There are a number of reasons why this would be tricky:
- Firewalls (even just plain NATs) would make this kind of connection difficult at a much lower protocal layer than even HTTP. With my IT security hat on, this seems like a wonderful way to open arbitrary ports on a machine, just by visiting a website - and so it would be aggressively blocked by virtually all corporate IT systems.
- HTTP is inherently a client-server protocol. While it is reasonably easy to simulate duplex communications using long polling (as well as a couple of other techniques), it is not particularly efficient.
- This would open a large hole for XSS attacks.
WebSockets is designed to solve the second of these issues, but (deliberately, I expect) not the other two. When they talk about peer-to-peer in the HTML5 spec, they are talking about full duplex communications between the server and the client, not between one client and another.
However, it would be simple to implement a proper network stack on top of websockets - with the proviso that all communication would still have to be done through the server.
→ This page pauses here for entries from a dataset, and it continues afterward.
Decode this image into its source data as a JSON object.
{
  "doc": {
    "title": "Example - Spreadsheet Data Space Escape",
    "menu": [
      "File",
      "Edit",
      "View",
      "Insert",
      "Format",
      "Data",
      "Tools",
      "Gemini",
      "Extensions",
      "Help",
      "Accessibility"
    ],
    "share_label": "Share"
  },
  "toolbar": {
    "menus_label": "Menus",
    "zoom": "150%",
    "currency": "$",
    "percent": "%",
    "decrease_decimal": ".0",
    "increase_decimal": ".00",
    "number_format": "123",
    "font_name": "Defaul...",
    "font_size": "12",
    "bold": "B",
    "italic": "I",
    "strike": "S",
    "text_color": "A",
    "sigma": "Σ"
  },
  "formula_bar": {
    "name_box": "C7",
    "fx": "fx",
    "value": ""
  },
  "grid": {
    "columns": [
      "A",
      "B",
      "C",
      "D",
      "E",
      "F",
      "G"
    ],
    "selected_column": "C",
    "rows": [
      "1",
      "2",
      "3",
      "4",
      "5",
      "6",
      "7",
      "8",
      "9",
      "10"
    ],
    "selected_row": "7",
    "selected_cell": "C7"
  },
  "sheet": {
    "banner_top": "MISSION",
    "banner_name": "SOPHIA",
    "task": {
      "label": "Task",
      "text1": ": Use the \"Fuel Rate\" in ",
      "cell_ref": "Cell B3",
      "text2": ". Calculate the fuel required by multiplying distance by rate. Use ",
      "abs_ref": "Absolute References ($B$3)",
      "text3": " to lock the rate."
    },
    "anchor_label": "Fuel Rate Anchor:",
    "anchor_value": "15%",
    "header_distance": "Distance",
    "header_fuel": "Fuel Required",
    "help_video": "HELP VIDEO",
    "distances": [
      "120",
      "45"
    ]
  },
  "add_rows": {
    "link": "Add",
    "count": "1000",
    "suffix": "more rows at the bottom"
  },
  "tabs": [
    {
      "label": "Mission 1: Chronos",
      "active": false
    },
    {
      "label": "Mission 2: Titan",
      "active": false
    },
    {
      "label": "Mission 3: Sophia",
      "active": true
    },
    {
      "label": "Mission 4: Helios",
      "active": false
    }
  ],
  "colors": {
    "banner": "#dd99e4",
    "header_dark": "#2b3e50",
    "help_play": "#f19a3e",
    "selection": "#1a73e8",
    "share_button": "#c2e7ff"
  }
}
I have seen this done using long polling (a friend of mine at Uni wrote a full TCP/IP stack using long polling).